1864 Munch’s family settles in Kristiana (the former name of the Norwegian capital, renamed Oslo in late 1924).


1868 His mother dies of tuberculosis


1877 His elder sister, Sophie, also dies of TB, aged fifteen.


1879 Begins studying to be an engineer, soon giving it up to devote himself to painting.


1881-1883 After taking courses at the Royal School of Art and Drawing in Christiana, he is taught by the naturalist painter Christian Krohg and by Frits Thaulow.


1883-1884 Exhibits at the Salon of Decorative Arts and takes part in a group show in Kristiana. Moves in the Bohemian circles in Kristiana around Hans Jaeger and Christian Krohg, the editors of the literary review Impressionisten.


1885 Begins the composition of The Sick Child. Thanks to a grant from Frits Thaulow, he travels to Antwerp where he takes part in the World’s Fair of the Fine Arts. Trip to Paris where he visits the Louvre and the Salon.

1886 Participates in the autumn exhibition in Kristiana, presenting four canvases, including The Sick Child.


1888 Visits an exhibition of French art presented in Copenhagen.


1889-1890 First solo exhibition at the Students’ Association, Kristiana. He obtains a state grant which allows him to stay in Paris, where he takes classes with Léon Bonnat at the École des Beaux-Arts. Stays in Berlin. Exhibits a picture at the Paris World’s Fair. Death of his father.


1892 Exhibits in Kristiana and then in Berlin at the invitation of the Association of Berlin Artists (the Berliner Kunstverein). The room where his works are exhibited is closed after a week. This ‘Munch affair’ affords him some notoriety. Max Liebermann, founder of the Berlin Secession, heads a committee in support of the painter. The exhibition is presented in Cologne, Düsseldorf, and then again in Berlin in December.


1893 In Berlin, he meets poet Richard Dehmel, writer Stanislas Przybyszewski and August Strindberg. Works on the Frieze of Life. Exhibits with Strindberg at the Freie Berliner Kunstausstellung.


1894 In Berlin, executes the first prints, etchings and lithographs. Publication of a monograph by

Przybyszewski, Servaes, Pastor and Julius Meier-Graefe, Das Werk des Edvard Munch.


1895 Exhibits with Gallen-Kallela in Berlin. Death of his brother Andreas.


1896 In Paris, rubs shoulders with the writers who frequent Mallarmé’s ‘mardi’ gatherings, as well as the Nabi group centred on the journal La Revue blanche, in whose pages Strindberg publishes a review of Munch’s exhibition in the ‘Art Nouveau’ gallery. Creates sets for Ibsen’s Peer Gynt at the Théâtre de l’OEuvre.

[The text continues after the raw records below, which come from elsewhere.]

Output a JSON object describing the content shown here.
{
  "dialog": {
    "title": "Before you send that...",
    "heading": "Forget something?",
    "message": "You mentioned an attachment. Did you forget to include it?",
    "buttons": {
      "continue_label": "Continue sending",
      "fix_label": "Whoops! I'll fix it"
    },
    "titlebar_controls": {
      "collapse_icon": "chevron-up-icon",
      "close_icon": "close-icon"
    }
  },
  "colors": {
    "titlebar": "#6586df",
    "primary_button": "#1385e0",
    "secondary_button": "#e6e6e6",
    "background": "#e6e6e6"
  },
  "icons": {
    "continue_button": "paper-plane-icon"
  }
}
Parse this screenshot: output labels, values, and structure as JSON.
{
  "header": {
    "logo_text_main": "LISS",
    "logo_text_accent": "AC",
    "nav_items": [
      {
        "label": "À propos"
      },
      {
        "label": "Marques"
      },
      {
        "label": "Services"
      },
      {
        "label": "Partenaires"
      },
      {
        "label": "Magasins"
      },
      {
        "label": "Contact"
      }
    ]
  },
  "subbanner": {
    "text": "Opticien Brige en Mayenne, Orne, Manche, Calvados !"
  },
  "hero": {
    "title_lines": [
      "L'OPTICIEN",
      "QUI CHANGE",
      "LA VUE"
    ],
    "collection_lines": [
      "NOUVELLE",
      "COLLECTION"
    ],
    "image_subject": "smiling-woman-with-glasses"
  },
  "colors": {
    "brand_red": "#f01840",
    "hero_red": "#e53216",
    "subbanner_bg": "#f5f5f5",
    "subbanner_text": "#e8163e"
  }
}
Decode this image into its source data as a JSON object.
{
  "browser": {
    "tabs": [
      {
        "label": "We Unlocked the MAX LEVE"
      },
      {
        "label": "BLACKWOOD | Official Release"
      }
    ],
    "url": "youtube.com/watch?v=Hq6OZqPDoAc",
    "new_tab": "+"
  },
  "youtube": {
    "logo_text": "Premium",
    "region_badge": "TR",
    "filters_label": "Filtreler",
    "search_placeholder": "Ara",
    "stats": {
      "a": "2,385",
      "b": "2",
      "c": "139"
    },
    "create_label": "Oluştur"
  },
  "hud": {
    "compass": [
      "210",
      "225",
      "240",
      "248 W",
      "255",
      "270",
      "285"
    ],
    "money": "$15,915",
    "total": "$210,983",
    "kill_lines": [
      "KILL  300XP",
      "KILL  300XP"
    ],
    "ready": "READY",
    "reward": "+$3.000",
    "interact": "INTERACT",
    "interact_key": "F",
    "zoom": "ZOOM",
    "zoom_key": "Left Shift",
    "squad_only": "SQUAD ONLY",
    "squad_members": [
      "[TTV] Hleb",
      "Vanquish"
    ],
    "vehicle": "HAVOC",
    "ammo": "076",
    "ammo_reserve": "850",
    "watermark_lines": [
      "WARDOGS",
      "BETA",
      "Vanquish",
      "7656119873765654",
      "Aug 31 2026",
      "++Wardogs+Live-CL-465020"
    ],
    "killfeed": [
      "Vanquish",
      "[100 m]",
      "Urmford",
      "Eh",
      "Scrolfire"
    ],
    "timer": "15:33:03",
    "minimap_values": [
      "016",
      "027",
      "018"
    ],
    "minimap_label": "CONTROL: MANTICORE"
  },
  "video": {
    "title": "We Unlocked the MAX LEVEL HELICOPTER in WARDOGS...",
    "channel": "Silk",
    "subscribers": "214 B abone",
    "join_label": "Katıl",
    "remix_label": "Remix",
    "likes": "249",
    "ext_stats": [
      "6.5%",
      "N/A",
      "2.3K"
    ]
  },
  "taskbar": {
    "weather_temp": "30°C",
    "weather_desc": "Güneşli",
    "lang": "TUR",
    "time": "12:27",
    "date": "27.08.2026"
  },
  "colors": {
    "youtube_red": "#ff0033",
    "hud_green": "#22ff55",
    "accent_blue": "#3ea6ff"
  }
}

1897 Exhibits the Frieze of Life (ten paintings) at the Salon des Indépendants. Meets Tulla Larsen in Kristiana.


1899 Takes part in the Venice Biennial. Spends winter in the sanatorium at Fåberg, Norway.


1902 Meets and befriends Dr Max Linde, who commissions several works from him. Exhibits twenty-eight paintings of the Frieze of Life at the Berlin Secession. Dramatic break with Tulla Larsen. He shoots himself in the left hand with a revolver. Gustav Schliefler embarks upon a catalogue of Munch’s graphic works.


1903 Exhibits eight paintings at the Salon des Indépendants in Paris and becomes a member of the society of the Salon.


1904 Signs an exclusive contract with Bruno Cassirer in Berlin. Shows at the Vienna Secession.


1908 Serious depression. Enters the private clinic of Dr Daniel Jacobson in Copenhagen.


1909 Settles in Skrubben, Norway. Works on a project for a wall decoration in the great hall of the University of Kristiana, project accepted in 1914 and inaugurated in 1916.


1912 Has a room devoted to his work in the Sonderbund exhibition at Cologne.


1913 Exhibits eight prints in the Armory Show, New York


1917 Publication in Berlin of a monograph on Munch by Curt Glaser.


1918 At the time of an exhibition at Blomqvist’s in Kristiana, Munch publishes the Frieze of Life.


1919 Contracts Spanish flu.


1920-1922 Travels to Berlin, Paris, Wiesbaden, Frankfurt. Exhibition in the Kunsthaus, Zürich.


1926 Death of his sister Laura. Travels to Germany, Italy, Denmark and France.


1927 Retrospective of his oeuvre in the national galleries of Berlin and Oslo.


1928 Project for a mural decoration, never executed, for Oslo City Hall.


1930-1931 Serious eye problems affect his sight.


1937 Denigrated as ‘degenerate art’, 82 works by Munch are seized from various public collections in Germany and are sold off in Norway.


1939-1944 During the occupation of Norway by German forces, Munch leads a reclusive existence in Ekely.


1944 Edvard Munch dies on January 23, bequeathing the totality of his output to the City of Oslo.